YOUR ASSIGNMENT: Start to finish, reproduce the records below with nothing missing.

Entries from a dataset of interfaces
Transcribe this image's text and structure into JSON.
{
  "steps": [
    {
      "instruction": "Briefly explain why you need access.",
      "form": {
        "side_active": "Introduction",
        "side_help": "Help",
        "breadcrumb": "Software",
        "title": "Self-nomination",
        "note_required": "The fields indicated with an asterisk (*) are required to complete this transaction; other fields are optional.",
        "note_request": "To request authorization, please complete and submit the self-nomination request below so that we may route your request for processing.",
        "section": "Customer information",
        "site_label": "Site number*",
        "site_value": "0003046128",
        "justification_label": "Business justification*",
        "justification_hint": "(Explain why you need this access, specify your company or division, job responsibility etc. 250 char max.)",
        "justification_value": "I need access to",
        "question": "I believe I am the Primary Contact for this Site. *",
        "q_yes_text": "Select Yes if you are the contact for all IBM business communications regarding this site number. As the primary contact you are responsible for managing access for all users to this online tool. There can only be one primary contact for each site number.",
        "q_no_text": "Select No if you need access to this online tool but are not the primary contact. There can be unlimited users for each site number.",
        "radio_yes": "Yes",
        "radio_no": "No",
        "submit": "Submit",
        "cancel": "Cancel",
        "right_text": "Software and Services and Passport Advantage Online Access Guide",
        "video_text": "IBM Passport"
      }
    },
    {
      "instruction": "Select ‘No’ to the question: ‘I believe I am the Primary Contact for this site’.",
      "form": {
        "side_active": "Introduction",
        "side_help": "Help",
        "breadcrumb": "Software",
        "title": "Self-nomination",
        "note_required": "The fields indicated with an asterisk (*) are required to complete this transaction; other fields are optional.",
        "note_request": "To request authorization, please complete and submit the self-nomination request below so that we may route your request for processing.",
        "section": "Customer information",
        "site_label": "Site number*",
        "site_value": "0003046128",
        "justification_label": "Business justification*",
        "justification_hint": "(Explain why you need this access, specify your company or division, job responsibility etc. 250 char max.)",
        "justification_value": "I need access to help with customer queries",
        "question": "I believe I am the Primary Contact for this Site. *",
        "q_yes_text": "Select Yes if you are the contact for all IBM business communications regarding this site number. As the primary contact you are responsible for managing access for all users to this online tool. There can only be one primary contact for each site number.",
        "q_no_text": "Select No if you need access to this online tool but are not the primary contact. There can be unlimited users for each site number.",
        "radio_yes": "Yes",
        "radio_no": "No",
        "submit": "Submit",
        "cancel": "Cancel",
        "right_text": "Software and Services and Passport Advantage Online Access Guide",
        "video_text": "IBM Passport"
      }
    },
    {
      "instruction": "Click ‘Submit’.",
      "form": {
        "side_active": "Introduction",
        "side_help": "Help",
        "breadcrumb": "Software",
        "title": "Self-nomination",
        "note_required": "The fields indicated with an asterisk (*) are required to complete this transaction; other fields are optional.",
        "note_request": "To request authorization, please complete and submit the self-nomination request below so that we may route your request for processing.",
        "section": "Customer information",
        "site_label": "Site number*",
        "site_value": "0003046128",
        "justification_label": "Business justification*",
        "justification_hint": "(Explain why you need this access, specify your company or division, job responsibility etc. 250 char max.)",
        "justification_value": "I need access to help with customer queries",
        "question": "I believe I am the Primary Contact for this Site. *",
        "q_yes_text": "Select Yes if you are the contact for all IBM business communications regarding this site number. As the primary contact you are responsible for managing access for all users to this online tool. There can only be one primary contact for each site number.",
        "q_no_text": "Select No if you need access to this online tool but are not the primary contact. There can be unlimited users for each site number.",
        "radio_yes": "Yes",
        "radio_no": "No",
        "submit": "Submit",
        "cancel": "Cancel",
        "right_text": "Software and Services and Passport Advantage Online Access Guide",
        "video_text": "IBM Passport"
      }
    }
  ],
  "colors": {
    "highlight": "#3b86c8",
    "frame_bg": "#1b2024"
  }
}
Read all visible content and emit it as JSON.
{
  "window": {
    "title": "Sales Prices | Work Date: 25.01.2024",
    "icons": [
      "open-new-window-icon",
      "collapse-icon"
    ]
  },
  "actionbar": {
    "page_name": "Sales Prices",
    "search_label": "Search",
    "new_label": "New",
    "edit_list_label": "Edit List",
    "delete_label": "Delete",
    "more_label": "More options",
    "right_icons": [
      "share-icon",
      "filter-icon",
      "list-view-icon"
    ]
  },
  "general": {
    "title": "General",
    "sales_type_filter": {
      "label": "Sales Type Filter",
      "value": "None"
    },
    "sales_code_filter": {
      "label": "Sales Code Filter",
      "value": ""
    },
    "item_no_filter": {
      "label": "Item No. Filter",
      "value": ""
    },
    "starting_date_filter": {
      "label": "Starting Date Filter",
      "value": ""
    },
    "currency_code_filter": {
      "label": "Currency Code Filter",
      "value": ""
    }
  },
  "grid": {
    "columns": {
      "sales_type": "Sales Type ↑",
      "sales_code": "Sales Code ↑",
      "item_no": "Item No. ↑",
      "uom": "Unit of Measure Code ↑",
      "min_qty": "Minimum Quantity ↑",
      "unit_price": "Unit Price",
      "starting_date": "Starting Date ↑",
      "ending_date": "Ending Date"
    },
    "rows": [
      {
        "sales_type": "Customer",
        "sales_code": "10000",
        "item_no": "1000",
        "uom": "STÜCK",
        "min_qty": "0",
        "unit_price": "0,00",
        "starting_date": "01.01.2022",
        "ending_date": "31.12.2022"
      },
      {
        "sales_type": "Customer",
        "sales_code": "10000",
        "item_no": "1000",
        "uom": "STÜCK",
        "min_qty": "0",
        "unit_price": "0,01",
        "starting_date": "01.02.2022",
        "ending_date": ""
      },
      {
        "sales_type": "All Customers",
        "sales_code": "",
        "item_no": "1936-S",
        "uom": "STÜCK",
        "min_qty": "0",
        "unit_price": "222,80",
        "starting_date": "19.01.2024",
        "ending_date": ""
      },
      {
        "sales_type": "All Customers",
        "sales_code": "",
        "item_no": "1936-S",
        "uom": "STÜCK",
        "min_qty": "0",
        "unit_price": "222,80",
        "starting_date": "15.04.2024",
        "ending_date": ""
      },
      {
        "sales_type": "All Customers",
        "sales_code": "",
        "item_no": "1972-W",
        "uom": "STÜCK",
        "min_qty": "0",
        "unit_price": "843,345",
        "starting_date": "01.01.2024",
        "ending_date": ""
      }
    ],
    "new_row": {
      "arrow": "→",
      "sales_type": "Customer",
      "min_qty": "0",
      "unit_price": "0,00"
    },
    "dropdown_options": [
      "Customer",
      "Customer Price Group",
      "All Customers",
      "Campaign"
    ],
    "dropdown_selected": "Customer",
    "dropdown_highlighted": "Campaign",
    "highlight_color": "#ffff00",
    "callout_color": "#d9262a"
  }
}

ANSWER AREA:
Transcribe this image's text and structure into JSON.
{
  "steps": [
    {
      "instruction": "Briefly explain why you need access.",
      "form": {
        "side_active": "Introduction",
        "side_help": "Help",
        "breadcrumb": "Software",
        "title": "Self-nomination",
        "note_required": "The fields indicated with an asterisk (*) are required to complete this transaction; other fields are optional.",
        "note_request": "To request authorization, please complete and submit the self-nomination request below so that we may route your request for processing.",
        "section": "Customer information",
        "site_label": "Site number*",
        "site_value": "0003046128",
        "justification_label": "Business justification*",
        "justification_hint": "(Explain why you need this access, specify your company or division, job responsibility etc. 250 char max.)",
        "justification_value": "I need access to",
        "question": "I believe I am the Primary Contact for this Site. *",
        "q_yes_text": "Select Yes if you are the contact for all IBM business communications regarding this site number. As the primary contact you are responsible for managing access for all users to this online tool. There can only be one primary contact for each site number.",
        "q_no_text": "Select No if you need access to this online tool but are not the primary contact. There can be unlimited users for each site number.",
        "radio_yes": "Yes",
        "radio_no": "No",
        "submit": "Submit",
        "cancel": "Cancel",
        "right_text": "Software and Services and Passport Advantage Online Access Guide",
        "video_text": "IBM Passport"
      }
    },
    {
      "instruction": "Select ‘No’ to the question: ‘I believe I am the Primary Contact for this site’.",
      "form": {
        "side_active": "Introduction",
        "side_help": "Help",
        "breadcrumb": "Software",
        "title": "Self-nomination",
        "note_required": "The fields indicated with an asterisk (*) are required to complete this transaction; other fields are optional.",
        "note_request": "To request authorization, please complete and submit the self-nomination request below so that we may route your request for processing.",
        "section": "Customer information",
        "site_label": "Site number*",
        "site_value": "0003046128",
        "justification_label": "Business justification*",
        "justification_hint": "(Explain why you need this access, specify your company or division, job responsibility etc. 250 char max.)",
        "justification_value": "I need access to help with customer queries",
        "question": "I believe I am the Primary Contact for this Site. *",
        "q_yes_text": "Select Yes if you are the contact for all IBM business communications regarding this site number. As the primary contact you are responsible for managing access for all users to this online tool. There can only be one primary contact for each site number.",
        "q_no_text": "Select No if you need access to this online tool but are not the primary contact. There can be unlimited users for each site number.",
        "radio_yes": "Yes",
        "radio_no": "No",
        "submit": "Submit",
        "cancel": "Cancel",
        "right_text": "Software and Services and Passport Advantage Online Access Guide",
        "video_text": "IBM Passport"
      }
    },
    {
      "instruction": "Click ‘Submit’.",
      "form": {
        "side_active": "Introduction",
        "side_help": "Help",
        "breadcrumb": "Software",
        "title": "Self-nomination",
        "note_required": "The fields indicated with an asterisk (*) are required to complete this transaction; other fields are optional.",
        "note_request": "To request authorization, please complete and submit the self-nomination request below so that we may route your request for processing.",
        "section": "Customer information",
        "site_label": "Site number*",
        "site_value": "0003046128",
        "justification_label": "Business justification*",
        "justification_hint": "(Explain why you need this access, specify your company or division, job responsibility etc. 250 char max.)",
        "justification_value": "I need access to help with customer queries",
        "question": "I believe I am the Primary Contact for this Site. *",
        "q_yes_text": "Select Yes if you are the contact for all IBM business communications regarding this site number. As the primary contact you are responsible for managing access for all users to this online tool. There can only be one primary contact for each site number.",
        "q_no_text": "Select No if you need access to this online tool but are not the primary contact. There can be unlimited users for each site number.",
        "radio_yes": "Yes",
        "radio_no": "No",
        "submit": "Submit",
        "cancel": "Cancel",
        "right_text": "Software and Services and Passport Advantage Online Access Guide",
        "video_text": "IBM Passport"
      }
    }
  ],
  "colors": {
    "highlight": "#3b86c8",
    "frame_bg": "#1b2024"
  }
}
Read all visible content and emit it as JSON.
{
  "window": {
    "title": "Sales Prices | Work Date: 25.01.2024",
    "icons": [
      "open-new-window-icon",
      "collapse-icon"
    ]
  },
  "actionbar": {
    "page_name": "Sales Prices",
    "search_label": "Search",
    "new_label": "New",
    "edit_list_label": "Edit List",
    "delete_label": "Delete",
    "more_label": "More options",
    "right_icons": [
      "share-icon",
      "filter-icon",
      "list-view-icon"
    ]
  },
  "general": {
    "title": "General",
    "sales_type_filter": {
      "label": "Sales Type Filter",
      "value": "None"
    },
    "sales_code_filter": {
      "label": "Sales Code Filter",
      "value": ""
    },
    "item_no_filter": {
      "label": "Item No. Filter",
      "value": ""
    },
    "starting_date_filter": {
      "label": "Starting Date Filter",
      "value": ""
    },
    "currency_code_filter": {
      "label": "Currency Code Filter",
      "value": ""
    }
  },
  "grid": {
    "columns": {
      "sales_type": "Sales Type ↑",
      "sales_code": "Sales Code ↑",
      "item_no": "Item No. ↑",
      "uom": "Unit of Measure Code ↑",
      "min_qty": "Minimum Quantity ↑",
      "unit_price": "Unit Price",
      "starting_date": "Starting Date ↑",
      "ending_date": "Ending Date"
    },
    "rows": [
      {
        "sales_type": "Customer",
        "sales_code": "10000",
        "item_no": "1000",
        "uom": "STÜCK",
        "min_qty": "0",
        "unit_price": "0,00",
        "starting_date": "01.01.2022",
        "ending_date": "31.12.2022"
      },
      {
        "sales_type": "Customer",
        "sales_code": "10000",
        "item_no": "1000",
        "uom": "STÜCK",
        "min_qty": "0",
        "unit_price": "0,01",
        "starting_date": "01.02.2022",
        "ending_date": ""
      },
      {
        "sales_type": "All Customers",
        "sales_code": "",
        "item_no": "1936-S",
        "uom": "STÜCK",
        "min_qty": "0",
        "unit_price": "222,80",
        "starting_date": "19.01.2024",
        "ending_date": ""
      },
      {
        "sales_type": "All Customers",
        "sales_code": "",
        "item_no": "1936-S",
        "uom": "STÜCK",
        "min_qty": "0",
        "unit_price": "222,80",
        "starting_date": "15.04.2024",
        "ending_date": ""
      },
      {
        "sales_type": "All Customers",
        "sales_code": "",
        "item_no": "1972-W",
        "uom": "STÜCK",
        "min_qty": "0",
        "unit_price": "843,345",
        "starting_date": "01.01.2024",
        "ending_date": ""
      }
    ],
    "new_row": {
      "arrow": "→",
      "sales_type": "Customer",
      "min_qty": "0",
      "unit_price": "0,00"
    },
    "dropdown_options": [
      "Customer",
      "Customer Price Group",
      "All Customers",
      "Campaign"
    ],
    "dropdown_selected": "Customer",
    "dropdown_highlighted": "Campaign",
    "highlight_color": "#ffff00",
    "callout_color": "#d9262a"
  }
}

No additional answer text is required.